When was the last time your change plan addressed the fallout of a reorganization? What about the drop in quality and productivity that we all know accompanies major change? Gwen Moran (Fast Company, 7 Steps to Survive Your company’s Re-Org) cites research that “74% of employees who kept their job after a corporate layoff said their productivity declined.”
Yet rarely do change plans address this directly. We say that as people adapt to the change, as it becomes the new normal, quality and productivity will pick back up. We think that if the training is better, that if our leaders are more effective sponsors, if the case for change is strong enough, we will minimize the downturn’s depth and duration. Each of these can play an important role, but they are not enough to address the survivor’s guilt that accompanies reorganizations and layoffs.

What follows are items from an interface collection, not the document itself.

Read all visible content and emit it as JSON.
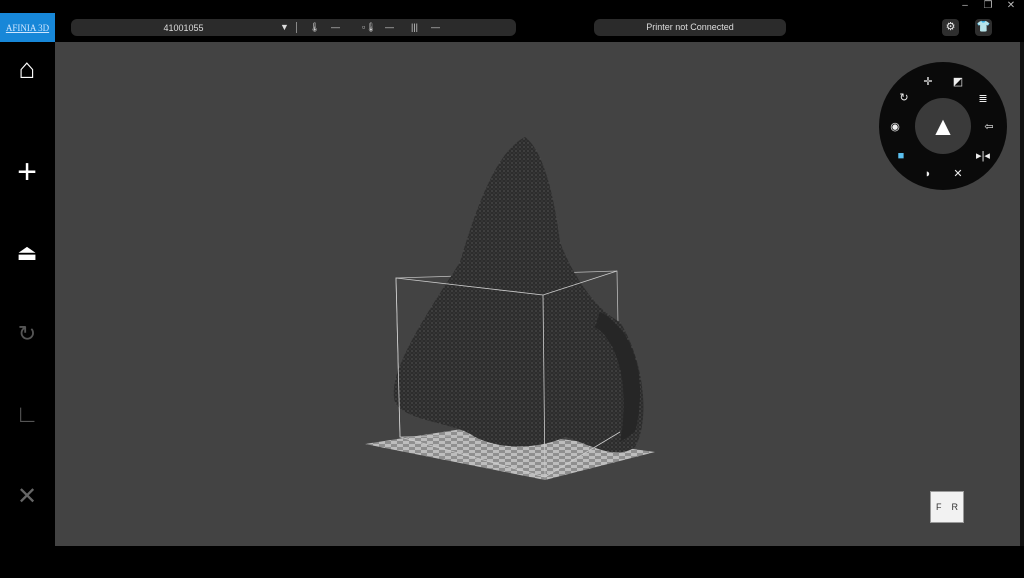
{
  "window": {
    "minimize": "–",
    "restore": "❐",
    "close": "✕"
  },
  "logo": "AFINIA 3D",
  "status": {
    "serial": "41001055",
    "dropdown": "▼",
    "nozzle_temp": "—",
    "bed_temp": "—",
    "material": "—"
  },
  "printer_status": "Printer not Connected",
  "top_icons": [
    "settings-icon",
    "shirt-icon"
  ],
  "sidebar": [
    "home-icon",
    "add-icon",
    "print-icon",
    "calibrate-icon",
    "measure-icon",
    "tools-icon"
  ],
  "wheel": {
    "items": [
      "move-icon",
      "scale-icon",
      "layers-icon",
      "undo-icon",
      "mirror-icon",
      "shrink-icon",
      "support-icon",
      "cube-view-icon",
      "eye-icon",
      "rotate-icon"
    ]
  },
  "view_cube": {
    "front": "F",
    "right": "R"
  },
  "colors": {
    "accent": "#1787d8",
    "viewport": "#434343"
  }
}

Moran identifies 7 steps that employees can take to move through the guilt to the other side. As change practitioners, we can build change plans that help to make that possible.
- Recognize the fallout; the feelings and emotions are real.
- Rebuild confidence.
- Find opportunities.
- Do a gap assessment.
- Manage up and down.
- Don’t lose contacts.
- Try to embrace the change.
By finding ways to work with employees as they move through these steps, we will not only be helping them. We will be strengthening the likelihood of change success.